- _What the exercise asks_: Return the data below unaltered, but strip out the pictures.

:::::

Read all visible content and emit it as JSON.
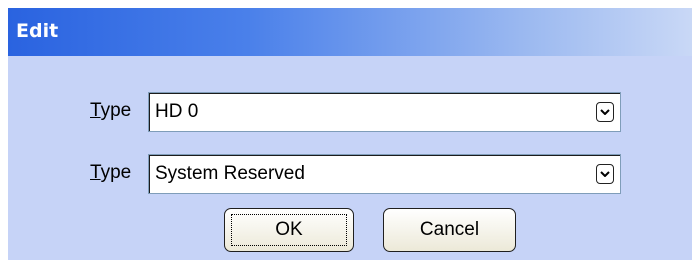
{
  "dialog": {
    "title": "Edit",
    "fields": [
      {
        "label_mnemonic": "T",
        "label_rest": "ype",
        "value": "HD 0"
      },
      {
        "label_mnemonic": "T",
        "label_rest": "ype",
        "value": "System Reserved"
      }
    ],
    "buttons": {
      "ok_label": "OK",
      "cancel_label": "Cancel"
    }
  },
  "colors": {
    "dialog_background": "#c6d3f7",
    "titlebar_start": "#2a63e0",
    "titlebar_end": "#c9d8f6"
  },
  "icons": {
    "dropdown": "chevron-down-icon"
  }
}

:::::

- _Exercise answer_:
Read all visible content and emit it as JSON.
{
  "dialog": {
    "title": "Edit",
    "fields": [
      {
        "label_mnemonic": "T",
        "label_rest": "ype",
        "value": "HD 0"
      },
      {
        "label_mnemonic": "T",
        "label_rest": "ype",
        "value": "System Reserved"
      }
    ],
    "buttons": {
      "ok_label": "OK",
      "cancel_label": "Cancel"
    }
  },
  "colors": {
    "dialog_background": "#c6d3f7",
    "titlebar_start": "#2a63e0",
    "titlebar_end": "#c9d8f6"
  },
  "icons": {
    "dropdown": "chevron-down-icon"
  }
}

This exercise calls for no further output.